EXERCISE INSTRUCTIONS:
Look through the material below and show every line with the word "true".

Start of Block

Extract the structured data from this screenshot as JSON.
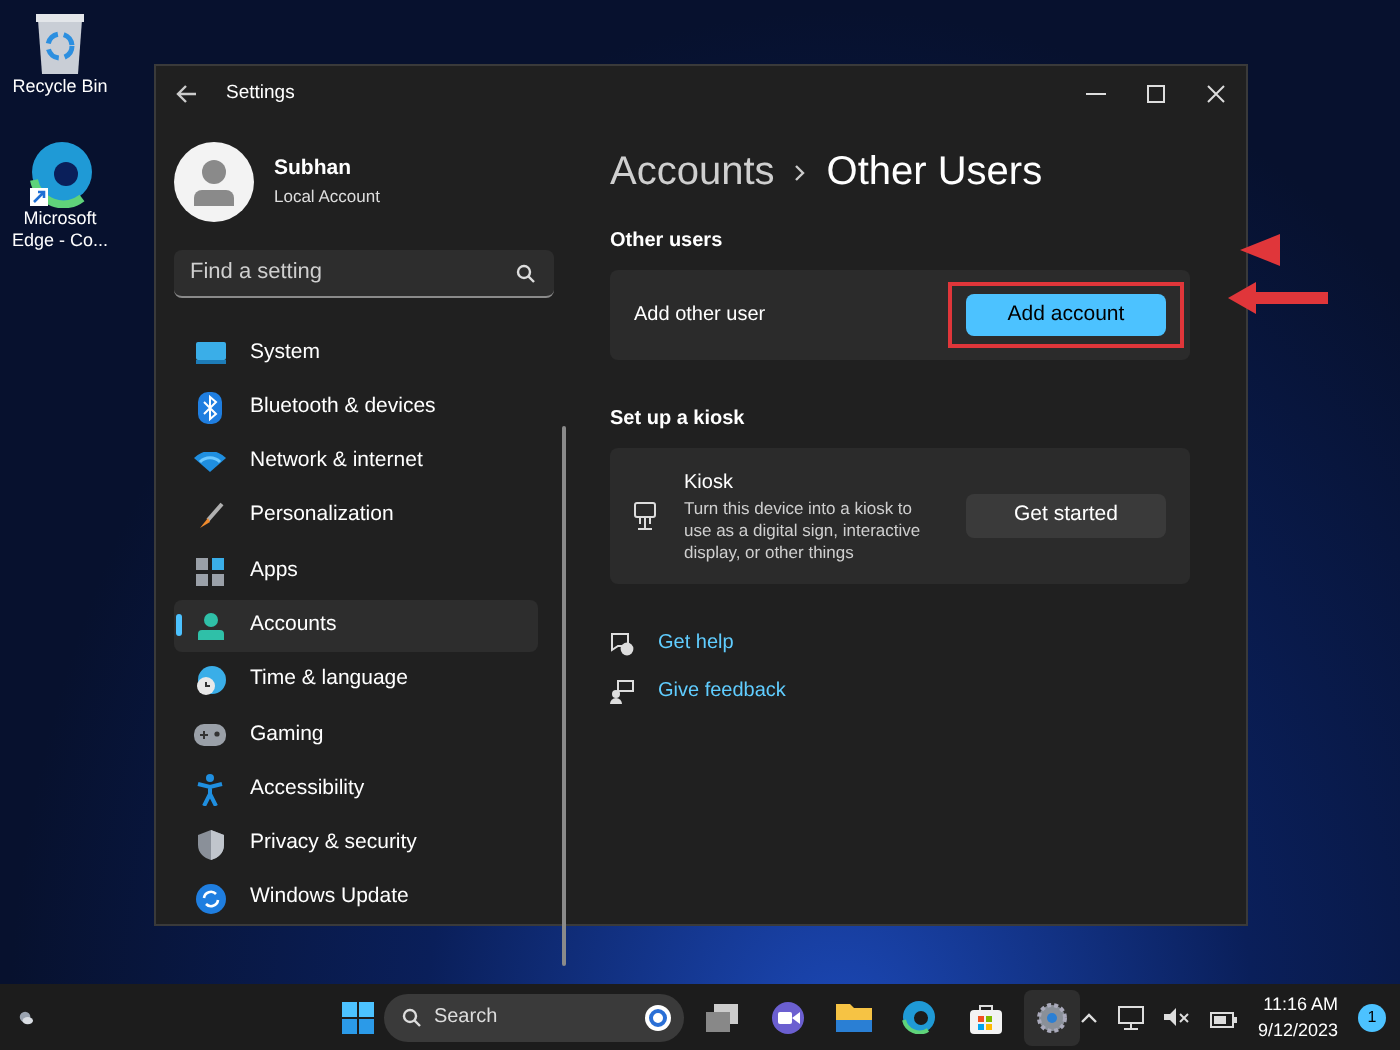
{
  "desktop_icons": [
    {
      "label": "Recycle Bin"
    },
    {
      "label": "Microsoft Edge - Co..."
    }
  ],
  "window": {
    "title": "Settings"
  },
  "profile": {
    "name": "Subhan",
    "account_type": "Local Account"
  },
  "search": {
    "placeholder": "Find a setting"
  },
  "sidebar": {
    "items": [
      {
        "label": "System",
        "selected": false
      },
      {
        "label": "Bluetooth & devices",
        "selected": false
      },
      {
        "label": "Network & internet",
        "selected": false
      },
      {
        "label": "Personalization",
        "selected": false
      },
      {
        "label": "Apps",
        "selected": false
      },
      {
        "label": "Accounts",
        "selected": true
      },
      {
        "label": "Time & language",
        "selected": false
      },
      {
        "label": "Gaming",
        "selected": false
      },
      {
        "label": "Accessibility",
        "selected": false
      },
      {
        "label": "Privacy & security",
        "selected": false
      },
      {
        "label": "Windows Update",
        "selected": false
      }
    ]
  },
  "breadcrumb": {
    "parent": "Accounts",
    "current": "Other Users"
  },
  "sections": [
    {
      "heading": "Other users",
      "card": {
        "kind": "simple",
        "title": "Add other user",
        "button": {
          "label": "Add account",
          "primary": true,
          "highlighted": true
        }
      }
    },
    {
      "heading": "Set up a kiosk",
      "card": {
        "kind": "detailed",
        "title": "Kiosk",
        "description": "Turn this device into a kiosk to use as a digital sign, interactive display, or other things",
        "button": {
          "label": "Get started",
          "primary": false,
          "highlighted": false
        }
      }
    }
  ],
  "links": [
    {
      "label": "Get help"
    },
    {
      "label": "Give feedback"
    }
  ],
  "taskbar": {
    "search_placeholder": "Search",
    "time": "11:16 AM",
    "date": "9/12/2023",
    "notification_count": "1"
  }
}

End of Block
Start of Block

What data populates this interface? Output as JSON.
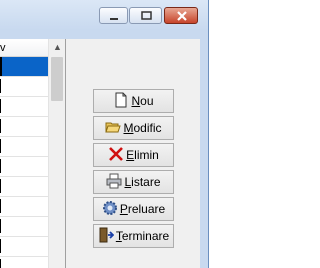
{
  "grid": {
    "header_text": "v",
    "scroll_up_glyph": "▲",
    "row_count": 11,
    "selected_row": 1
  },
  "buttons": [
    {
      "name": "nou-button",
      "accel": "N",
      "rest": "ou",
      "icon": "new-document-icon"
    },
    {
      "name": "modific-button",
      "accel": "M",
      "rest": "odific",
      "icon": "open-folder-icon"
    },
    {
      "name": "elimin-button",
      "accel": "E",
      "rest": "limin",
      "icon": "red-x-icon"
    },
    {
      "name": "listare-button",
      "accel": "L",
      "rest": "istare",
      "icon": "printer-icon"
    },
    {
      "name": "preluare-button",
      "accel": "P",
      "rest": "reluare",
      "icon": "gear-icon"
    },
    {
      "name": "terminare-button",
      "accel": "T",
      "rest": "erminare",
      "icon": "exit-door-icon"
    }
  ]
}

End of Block
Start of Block

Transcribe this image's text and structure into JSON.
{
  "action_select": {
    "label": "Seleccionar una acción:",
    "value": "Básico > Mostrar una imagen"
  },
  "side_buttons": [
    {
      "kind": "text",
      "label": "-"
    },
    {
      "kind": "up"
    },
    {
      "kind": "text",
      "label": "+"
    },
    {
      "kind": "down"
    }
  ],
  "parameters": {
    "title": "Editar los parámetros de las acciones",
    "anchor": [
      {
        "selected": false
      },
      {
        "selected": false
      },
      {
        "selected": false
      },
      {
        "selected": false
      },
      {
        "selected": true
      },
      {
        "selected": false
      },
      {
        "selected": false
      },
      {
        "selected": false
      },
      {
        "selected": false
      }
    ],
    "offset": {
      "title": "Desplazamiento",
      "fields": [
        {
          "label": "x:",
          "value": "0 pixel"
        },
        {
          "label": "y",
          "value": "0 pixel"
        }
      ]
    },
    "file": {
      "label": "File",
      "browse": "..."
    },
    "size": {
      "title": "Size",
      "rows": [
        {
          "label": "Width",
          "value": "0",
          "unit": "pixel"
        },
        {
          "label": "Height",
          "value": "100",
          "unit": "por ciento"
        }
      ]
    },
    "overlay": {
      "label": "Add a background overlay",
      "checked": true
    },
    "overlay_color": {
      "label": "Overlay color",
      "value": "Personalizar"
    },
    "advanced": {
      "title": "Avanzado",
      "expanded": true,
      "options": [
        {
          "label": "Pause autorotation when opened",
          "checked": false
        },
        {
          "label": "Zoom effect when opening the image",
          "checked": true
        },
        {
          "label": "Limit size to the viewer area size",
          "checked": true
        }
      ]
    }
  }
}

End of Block

RESULT FOR THIS EXERCISE:
        "selected": true
          "primary": true,
          "highlighted": true
        "selected": true
      "checked": true
      "expanded": true,
          "checked": true
          "checked": true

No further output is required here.